Metropolitan Community College is accredited by the Higher Learning Commission. MCC’s most recent accreditation review was completed in early 2016. Additionally, several academic programs are individually accredited by other agencies.
MCC-Blue River, so named because it’s in the heart of “Blue River country,” includes the Public Safety Institute, which houses police and fire academies. The nearby Precision Driving Center is a 54-acre complex complete with an urban driving course and skid pad that trains public safety and transportation professionals as well as student drivers. Cyber security is one of many Blue River degree programs. Readers of the Examiner newspaper voted Blue River “Best Trade School” in 2015. Each spring, the campus holds All for the Children, a resource fair offering fun activities (including a 5K run) and child abuse prevention education for parents and kids. MCC-Blue River is also home to the Metropolitan Chorale of Kansas City. MCC Wolves sports programs housed at Blue River: men’s and women’s soccer.
MCC-Business & Technology is home to a long list of technical and career programs. Campus features include the prototype lab (with three 3D printers and a $50,000 FARO scanner), the Fab Lab (with all kinds of equipment and tools), a line yard for linemen students, an HVAC lab (featuring dozens of air conditioners and freezers), a machine shop with 20 mill and lathe machines, and labs dedicated to welding, Cisco and industrial technology (including several robots). MCC-Business & Technology hosts the KC FIRST Robotics Competition each year. The campus boasts a large exhibition hall that is available for public use.
MCC-Longview overlooks Longview Lake and is on land donated by the family of lumber baron R.A. Long.
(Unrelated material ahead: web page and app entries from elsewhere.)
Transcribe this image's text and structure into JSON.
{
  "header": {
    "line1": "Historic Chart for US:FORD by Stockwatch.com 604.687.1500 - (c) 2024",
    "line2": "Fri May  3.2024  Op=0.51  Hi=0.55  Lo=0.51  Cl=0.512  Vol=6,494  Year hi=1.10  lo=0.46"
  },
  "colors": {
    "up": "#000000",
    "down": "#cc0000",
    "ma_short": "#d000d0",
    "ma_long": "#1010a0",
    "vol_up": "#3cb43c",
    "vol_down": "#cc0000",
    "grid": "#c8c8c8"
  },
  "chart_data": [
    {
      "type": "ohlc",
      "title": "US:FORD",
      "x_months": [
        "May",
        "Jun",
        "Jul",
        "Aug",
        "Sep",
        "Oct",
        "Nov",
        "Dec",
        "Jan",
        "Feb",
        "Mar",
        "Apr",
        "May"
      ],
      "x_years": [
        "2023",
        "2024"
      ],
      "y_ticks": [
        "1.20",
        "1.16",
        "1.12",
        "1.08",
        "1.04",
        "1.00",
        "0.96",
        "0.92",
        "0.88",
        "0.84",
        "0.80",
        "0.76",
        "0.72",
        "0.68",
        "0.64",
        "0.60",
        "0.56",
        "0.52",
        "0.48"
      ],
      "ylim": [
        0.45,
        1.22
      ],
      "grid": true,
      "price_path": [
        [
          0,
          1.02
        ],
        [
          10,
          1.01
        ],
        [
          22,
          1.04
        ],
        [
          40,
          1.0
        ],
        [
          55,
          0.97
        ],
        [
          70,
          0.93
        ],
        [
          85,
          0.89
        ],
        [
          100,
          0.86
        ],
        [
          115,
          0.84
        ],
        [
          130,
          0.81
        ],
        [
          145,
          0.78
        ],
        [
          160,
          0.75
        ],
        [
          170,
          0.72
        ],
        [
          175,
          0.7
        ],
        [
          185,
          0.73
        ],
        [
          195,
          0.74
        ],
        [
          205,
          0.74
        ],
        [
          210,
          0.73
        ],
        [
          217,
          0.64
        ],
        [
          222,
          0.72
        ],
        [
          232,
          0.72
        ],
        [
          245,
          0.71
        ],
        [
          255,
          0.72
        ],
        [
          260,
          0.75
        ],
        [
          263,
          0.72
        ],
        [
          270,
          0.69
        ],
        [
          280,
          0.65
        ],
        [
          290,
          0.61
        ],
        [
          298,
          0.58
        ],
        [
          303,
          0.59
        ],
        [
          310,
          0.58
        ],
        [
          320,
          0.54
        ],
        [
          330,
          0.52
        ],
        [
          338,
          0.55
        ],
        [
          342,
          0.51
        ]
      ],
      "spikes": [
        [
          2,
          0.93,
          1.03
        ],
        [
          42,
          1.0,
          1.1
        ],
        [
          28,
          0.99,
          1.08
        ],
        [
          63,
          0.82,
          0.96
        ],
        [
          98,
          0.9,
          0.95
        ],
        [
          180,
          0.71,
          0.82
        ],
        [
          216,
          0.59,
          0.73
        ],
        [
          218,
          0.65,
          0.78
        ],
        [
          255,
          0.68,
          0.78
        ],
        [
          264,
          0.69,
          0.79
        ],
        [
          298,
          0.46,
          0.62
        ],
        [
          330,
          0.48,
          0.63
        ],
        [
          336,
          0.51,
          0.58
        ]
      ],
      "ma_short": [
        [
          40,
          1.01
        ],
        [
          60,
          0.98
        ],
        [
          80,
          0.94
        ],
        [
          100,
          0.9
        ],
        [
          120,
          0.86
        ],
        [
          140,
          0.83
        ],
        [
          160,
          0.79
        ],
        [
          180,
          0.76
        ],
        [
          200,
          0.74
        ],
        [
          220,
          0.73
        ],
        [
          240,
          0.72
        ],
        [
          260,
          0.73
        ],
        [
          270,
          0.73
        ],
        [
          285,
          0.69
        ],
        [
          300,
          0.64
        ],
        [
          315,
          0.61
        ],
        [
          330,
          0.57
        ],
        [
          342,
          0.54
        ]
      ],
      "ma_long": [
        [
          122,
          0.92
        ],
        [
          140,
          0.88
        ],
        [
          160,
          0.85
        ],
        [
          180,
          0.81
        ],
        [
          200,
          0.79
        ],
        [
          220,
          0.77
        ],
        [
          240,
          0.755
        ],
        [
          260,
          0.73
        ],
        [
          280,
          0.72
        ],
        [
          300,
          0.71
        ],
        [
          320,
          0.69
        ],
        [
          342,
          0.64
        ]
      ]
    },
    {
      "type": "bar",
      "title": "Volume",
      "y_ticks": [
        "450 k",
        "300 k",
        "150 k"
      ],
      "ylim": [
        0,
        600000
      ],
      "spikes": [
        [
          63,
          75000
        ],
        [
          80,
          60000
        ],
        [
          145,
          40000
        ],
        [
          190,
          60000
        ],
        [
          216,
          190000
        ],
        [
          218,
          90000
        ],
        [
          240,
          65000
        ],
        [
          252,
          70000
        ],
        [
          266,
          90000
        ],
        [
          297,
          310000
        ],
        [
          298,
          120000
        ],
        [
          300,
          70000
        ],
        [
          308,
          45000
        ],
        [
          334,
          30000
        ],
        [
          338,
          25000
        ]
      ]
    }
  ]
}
The campus includes a nationally prominent automotive technology program and the Longview Cultural Arts Center (home to the Summit Theatre Group and the Kansas City Chorus of Sweet Adelines). Hundreds attend MCC-Longview’s Flights of Fancy kite festival each spring, and the Common Read program encourages the campus and community to read and discuss one noteworthy book. The community education program includes College for Kids each summer. The Lee’s Summit Chamber of Commerce named MCC-Longview business of the year in 2013. Longview was a Time magazine/Princeton Review “College of the Year” in 2001. MCC Wolves sports programs housed at Longview: men's and women’s cross country, women's volleyball.
MCC-Maple Woods in Kansas City’s Northland gets its name from a nearby stand of sugar maple trees. The campus boasts an outstanding veterinary technology program, a geographic information systems (GIS) program and a foreign language interpreting program. Maple Woods’ annual Storytelling Celebration attracts thousands each fall to locations throughout the Kansas City area. Its community education program includes motorcycle training and College for Kids. The Northland Human Services Center on campus houses area social service agencies as well as the Maple Woods fitness center. MCC Wolves sports programs housed at Maple Woods: baseball and softball. The campus includes the Sports Training Center.
MCC-Penn Valley, near Penn Valley Park in midtown Kansas City, is made up of connected buildings. The campus includes the Francis Institute for Child and Youth Development, the Carter Center for Visual Arts and Imaging Technology, the Applied Language Institute and the Brooks Institute (named for KC justice advocate Alvin Brooks). The Metropolitan Jazz Workshop is a Penn Valley community education program for middle school and high school musicians. A few blocks south of the main campus is the Health Science Institute, a state-of-the-art facility that houses more than a dozen health-care programs and the Virtual Hospital. MCC Wolves sports programs housed at Penn Valley: men’s and women’s basketball.
Blake Fry, 816.604.1412, Blake.Fry@mcckc.edu